After a successful launch of the Radeon HD 5000 series DirectX 11 compliant graphics processors, a lineup was created which spans from the very high-end dual-GPU Radeon HD 5970 at its >$500 price point, Radeon HD 5800 series as its performance segment, Radeon HD 5700 as its upper mainstream, HD 5600 as mainstream, and then on the entry-level Radeon HD 5400 and HD 5500 series. There was, however, a scope for expanding the performance segment a little, on both its ends. Until today, the Radeon HD 5850 and Radeon HD 5870 1GB are the only two members of this sub-series, targeting roughly-$300 and roughly-$400 price points, respectively. The next GPU lower down the food chain is the Radeon HD 5770. At its price and offer, it impressed us to the fullest, but there's a void created between this roughly-$160 GPU and the Radeon HD 5850, which is almost twice its price.

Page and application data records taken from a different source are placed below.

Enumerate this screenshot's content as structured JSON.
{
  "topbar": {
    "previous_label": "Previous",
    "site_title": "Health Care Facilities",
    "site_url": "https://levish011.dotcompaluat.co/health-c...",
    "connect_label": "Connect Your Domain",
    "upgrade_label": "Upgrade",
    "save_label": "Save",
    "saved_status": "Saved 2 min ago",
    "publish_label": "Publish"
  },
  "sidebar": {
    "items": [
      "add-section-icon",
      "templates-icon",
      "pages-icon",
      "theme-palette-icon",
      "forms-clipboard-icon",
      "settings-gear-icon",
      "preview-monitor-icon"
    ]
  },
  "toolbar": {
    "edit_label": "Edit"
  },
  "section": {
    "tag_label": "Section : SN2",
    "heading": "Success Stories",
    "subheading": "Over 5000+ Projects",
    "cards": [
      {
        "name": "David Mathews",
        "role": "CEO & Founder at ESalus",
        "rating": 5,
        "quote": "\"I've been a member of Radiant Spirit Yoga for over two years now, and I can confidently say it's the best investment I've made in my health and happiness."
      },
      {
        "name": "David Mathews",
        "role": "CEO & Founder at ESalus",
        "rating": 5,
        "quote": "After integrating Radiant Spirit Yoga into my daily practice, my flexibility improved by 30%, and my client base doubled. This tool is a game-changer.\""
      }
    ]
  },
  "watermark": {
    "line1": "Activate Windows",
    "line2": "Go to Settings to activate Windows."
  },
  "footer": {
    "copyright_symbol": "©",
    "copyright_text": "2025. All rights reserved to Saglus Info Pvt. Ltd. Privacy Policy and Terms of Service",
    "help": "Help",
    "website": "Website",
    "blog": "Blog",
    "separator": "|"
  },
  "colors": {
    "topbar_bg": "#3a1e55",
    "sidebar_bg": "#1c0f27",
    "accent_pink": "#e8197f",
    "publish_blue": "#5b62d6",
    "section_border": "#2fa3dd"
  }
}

This is the void that AMD is planning to fill with their latest product release.
Enter the Radeon HD 5830. This GPU is situated in a price-stratum that's between the Radeon HD 5770 and Radeon HD 5850, and, at face value, promises performance and features worth its price, if not more. In this review, we set out to investigate just that: whether AMD managed to fill that void.
The Radeon HD 5870 is based on AMD's most complex piece of silicon to date. The Cypress GPU, packing well over 2 billion transistors, has all its 1600 stream processors enabled in the Radeon HD 5870, and in the HD 5970. With the Radeon HD 5850, AMD disabled 160 stream processors, lowered clock speeds a little to achieve the ~$300 price-point.
With the new HD 5830, it's going a step further, disabling 480 stream processors leaving still 1120 stream processors. It has also disabled 16 effective raster operation processors (ROPs) leaving 16 left. The memory interface is intact: there's a 256-bit wide memory interface, 1 GB of GDDR5 memory running at 1000 MHz, churning out 128 GB/s of bandwidth - same as that of the HD 5850. The core clock speed is also slightly higher than that of the HD 5850 (800 MHz vs. 725 MHz). In effect, the HD 5830's raster operations capability is about as strong as the Radeon HD 5770, but with a higher shader compute power (with 1120 stream processors), and the memory subsystem of the Radeon HD 5850. An interesting concept.
The grayed-out regions in the diagram above show disabled components. These components are permanently disabled during production of the ASIC and can not be reactivated via software.
Today we have with us the ASUS EAH 5830 DirectCu 1024 MB, a premium non-reference implementation of the Radeon HD 5830. The way its cooler is designed, and going by ASUS' choice of components, the EAH 5830 DirectCu is catered to the value performance enthusiast who can squeeze the last ounce of performance out of it by overclocking.
|Memory Size||512 MB||1024 MB||1024 MB||896 MB||1024 MB||896 MB||1024 MB||1024 MB|
|Memory Bus Width||256 bit||128 bit||256 bit||448 bit||256 bit||448 bit||256 bit||256 bit|
|Core Clock||750 MHz||850 MHz||850 MHz||620 MHz||800 MHz||602 MHz||725 MHz||850 MHz|
|Memory Clock||900 MHz||1200 MHz||975 MHz||1050 MHz||1000 MHz||1107 MHz||1000 MHz||1200 MHz|
Packaging & ContentsWe received a card without retail packaging or accessories.
Products in retail will come with the usual acessories like driver CD, adapters etc.